George Kalogridis arrived in Anaheim as the new President well after the DCA expansion was planned out and kicked off with over a Billion dollars in funding, and he just gets the pleasure of being there for the upcoming ribbon cuttings. The DCA makeover is so massive and funded at such a huge scale, that it goes well beyond the scope and power of whomever is sitting in the 4th floor Presidential Suite in TDA at any one time. But it's this parking plan to the tune of a few hundred million dollars that TDA does have direct ownership of, and it gives George an opportunity to make his mark in Anaheim and burnish his career.
If Matt Ouimet was known for salvaging Disneyland's reputation from the epic failures of Cynthia Harris and then shepherding the 50th celebration to wild success, and Ed Grier was known for successfully fending off sleazy condo developers in the tourist zoned Resort District, then George Kalogridis could go down in history as the President who solved the Anaheim parking crisis and built a massive parking/transit system designed for decades of future growth. If George gets the parking problems licked by the time his current contract is up in 2012, he may get a chance to stick around after that to kick off the next big wave of theme park expansion in Disneyland, one that will be far more glamorous than big cement parking structures with moving walkways.
Wish George luck with the parking crisis the next time you are bused in from Garden Grove for your visit to Disneyland.
A few quick things before we sign off: First, thank you all for the many kind notes about the 40 Pounds of Trouble piece we ran last week. I'm glad it was apparently as much fun for you as it was for me in putting it all together.

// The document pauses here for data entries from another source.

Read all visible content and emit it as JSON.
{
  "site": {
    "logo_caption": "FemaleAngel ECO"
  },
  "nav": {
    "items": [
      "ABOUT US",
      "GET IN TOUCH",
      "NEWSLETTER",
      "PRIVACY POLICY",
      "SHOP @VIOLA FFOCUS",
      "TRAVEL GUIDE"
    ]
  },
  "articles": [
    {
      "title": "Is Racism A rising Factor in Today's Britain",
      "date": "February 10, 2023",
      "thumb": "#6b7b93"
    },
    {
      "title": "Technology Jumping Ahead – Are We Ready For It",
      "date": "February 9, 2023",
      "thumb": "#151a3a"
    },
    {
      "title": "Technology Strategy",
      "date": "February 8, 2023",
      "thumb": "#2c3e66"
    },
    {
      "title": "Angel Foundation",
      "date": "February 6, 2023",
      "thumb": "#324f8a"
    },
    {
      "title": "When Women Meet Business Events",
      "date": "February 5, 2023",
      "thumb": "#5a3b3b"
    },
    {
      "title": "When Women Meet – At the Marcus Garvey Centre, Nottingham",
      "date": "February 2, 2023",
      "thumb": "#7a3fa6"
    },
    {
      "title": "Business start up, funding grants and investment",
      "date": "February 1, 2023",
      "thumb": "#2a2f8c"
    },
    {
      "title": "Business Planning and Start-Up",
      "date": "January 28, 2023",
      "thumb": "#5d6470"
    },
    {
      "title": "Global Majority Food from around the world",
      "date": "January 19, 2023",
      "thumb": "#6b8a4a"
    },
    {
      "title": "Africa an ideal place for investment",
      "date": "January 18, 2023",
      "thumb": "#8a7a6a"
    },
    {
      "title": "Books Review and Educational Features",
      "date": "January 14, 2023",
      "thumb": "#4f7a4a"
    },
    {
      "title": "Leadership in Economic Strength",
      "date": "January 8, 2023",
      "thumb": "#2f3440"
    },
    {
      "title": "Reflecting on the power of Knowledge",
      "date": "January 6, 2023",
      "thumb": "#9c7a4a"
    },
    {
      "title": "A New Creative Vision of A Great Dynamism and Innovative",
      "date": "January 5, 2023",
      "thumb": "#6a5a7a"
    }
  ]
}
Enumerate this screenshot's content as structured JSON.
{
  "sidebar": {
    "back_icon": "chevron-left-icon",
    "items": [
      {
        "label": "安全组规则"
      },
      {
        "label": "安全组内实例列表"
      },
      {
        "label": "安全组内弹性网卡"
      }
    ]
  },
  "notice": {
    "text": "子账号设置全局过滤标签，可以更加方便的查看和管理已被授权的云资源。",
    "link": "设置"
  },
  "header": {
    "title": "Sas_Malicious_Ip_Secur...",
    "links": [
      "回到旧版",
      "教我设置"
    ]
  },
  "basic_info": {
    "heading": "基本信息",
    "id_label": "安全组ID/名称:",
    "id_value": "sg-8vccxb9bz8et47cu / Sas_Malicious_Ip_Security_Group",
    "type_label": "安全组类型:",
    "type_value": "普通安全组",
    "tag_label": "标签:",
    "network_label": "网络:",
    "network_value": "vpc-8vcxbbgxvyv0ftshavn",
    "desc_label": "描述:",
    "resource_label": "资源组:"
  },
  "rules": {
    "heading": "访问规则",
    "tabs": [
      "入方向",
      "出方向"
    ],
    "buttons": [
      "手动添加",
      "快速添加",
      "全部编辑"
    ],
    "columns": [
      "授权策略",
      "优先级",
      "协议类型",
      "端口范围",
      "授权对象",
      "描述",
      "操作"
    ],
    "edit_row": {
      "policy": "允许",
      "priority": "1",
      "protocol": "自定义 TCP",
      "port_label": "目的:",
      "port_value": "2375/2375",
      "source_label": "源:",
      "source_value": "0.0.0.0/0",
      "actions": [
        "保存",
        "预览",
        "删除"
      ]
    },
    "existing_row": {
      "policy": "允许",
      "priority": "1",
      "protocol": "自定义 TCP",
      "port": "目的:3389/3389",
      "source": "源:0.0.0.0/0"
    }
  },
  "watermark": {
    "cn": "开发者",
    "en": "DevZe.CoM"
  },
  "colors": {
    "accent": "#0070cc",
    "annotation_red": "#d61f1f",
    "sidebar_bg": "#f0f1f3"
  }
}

Second, again just a quick reminder that the nice folks involved in presenting A SUPERCALIFRAGILISTIC EVENING WITH RICHARD M. SHERMAN at The El Capitan Theatre on February 26 & 27 are offering MiceAge readers a special ticket rate for opening night only, Friday the 26th at 7pm. To get your discount call (818) 845-3110 and use the code DCPUB. (You do need to call as this discount is not available online).
Last, but not least, a special thanks to CaptPhoebus for all the photos today.